Dataset content below:

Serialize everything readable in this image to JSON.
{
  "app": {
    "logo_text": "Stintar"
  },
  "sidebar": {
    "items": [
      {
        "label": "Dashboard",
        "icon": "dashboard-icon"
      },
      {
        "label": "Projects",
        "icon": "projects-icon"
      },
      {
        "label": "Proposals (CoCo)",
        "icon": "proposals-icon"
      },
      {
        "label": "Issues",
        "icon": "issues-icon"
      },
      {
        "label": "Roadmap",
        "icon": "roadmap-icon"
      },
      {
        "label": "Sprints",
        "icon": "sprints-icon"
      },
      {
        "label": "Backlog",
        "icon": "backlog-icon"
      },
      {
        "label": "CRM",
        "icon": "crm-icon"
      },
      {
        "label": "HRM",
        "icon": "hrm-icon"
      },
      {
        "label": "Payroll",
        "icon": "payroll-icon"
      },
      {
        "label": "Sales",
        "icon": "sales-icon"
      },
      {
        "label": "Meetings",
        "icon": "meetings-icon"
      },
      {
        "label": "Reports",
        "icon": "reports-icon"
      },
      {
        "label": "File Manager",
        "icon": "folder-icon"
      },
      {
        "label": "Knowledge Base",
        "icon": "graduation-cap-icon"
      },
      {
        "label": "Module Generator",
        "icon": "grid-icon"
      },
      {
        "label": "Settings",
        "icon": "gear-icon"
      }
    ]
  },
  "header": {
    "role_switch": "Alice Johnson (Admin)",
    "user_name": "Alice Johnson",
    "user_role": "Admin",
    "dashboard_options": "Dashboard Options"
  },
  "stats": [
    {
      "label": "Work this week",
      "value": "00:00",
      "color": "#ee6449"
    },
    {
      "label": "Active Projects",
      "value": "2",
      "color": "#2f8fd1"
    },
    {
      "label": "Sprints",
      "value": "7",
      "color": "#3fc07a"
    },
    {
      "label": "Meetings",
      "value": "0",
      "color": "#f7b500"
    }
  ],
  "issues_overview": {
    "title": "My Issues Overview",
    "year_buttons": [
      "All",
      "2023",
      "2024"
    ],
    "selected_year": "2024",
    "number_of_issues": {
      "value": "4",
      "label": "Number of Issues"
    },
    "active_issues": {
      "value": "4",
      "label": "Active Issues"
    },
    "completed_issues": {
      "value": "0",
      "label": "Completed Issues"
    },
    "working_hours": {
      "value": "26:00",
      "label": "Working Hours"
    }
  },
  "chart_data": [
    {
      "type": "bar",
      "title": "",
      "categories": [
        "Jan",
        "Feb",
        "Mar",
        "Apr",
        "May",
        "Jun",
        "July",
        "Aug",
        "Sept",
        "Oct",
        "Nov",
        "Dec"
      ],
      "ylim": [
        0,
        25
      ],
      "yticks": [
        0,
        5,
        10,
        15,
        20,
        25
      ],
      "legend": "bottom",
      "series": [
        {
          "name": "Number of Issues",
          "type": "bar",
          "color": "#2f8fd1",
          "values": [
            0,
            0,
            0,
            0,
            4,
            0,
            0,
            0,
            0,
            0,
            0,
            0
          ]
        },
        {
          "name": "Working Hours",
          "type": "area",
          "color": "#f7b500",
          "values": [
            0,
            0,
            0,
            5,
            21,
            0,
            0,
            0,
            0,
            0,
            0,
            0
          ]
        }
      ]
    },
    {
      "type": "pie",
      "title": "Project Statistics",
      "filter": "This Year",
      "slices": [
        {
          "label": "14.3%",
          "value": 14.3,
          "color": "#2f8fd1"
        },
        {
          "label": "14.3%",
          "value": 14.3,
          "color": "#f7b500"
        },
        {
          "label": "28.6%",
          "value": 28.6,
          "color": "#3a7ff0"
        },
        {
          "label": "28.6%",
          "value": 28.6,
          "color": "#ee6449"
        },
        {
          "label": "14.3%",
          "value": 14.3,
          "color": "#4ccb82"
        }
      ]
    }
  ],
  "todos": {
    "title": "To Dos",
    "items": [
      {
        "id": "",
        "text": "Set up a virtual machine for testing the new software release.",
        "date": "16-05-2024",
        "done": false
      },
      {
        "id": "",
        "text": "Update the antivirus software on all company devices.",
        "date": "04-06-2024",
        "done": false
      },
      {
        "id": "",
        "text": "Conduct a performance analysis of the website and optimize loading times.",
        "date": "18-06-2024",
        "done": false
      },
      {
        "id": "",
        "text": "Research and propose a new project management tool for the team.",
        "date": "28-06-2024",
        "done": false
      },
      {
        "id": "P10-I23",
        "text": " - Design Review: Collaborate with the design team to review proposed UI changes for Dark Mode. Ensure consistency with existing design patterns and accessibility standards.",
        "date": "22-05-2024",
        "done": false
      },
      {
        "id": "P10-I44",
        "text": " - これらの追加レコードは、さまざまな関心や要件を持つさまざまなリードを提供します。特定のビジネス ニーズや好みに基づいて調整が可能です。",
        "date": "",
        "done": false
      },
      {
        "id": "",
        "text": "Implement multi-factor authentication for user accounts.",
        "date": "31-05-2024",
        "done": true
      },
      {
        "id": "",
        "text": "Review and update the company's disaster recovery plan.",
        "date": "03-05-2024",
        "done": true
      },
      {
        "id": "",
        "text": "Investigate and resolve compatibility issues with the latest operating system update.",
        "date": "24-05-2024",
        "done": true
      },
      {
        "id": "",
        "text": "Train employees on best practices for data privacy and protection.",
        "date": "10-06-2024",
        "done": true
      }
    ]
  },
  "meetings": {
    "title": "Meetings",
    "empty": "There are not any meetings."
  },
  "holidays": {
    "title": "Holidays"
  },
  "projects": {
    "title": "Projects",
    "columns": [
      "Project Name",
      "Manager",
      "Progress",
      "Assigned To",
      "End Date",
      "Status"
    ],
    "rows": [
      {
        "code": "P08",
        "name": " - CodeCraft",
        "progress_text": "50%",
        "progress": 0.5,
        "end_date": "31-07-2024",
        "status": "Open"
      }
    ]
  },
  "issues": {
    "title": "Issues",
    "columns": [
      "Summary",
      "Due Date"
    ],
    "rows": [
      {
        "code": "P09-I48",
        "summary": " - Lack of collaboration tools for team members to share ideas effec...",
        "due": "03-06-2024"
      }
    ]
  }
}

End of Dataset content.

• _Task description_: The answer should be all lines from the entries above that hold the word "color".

• _Output for this task_:
      "color": "#ee6449"
      "color": "#2f8fd1"
      "color": "#3fc07a"
      "color": "#f7b500"
          "color": "#2f8fd1",
          "color": "#f7b500",
          "color": "#2f8fd1"
          "color": "#f7b500"
          "color": "#3a7ff0"
          "color": "#ee6449"
          "color": "#4ccb82"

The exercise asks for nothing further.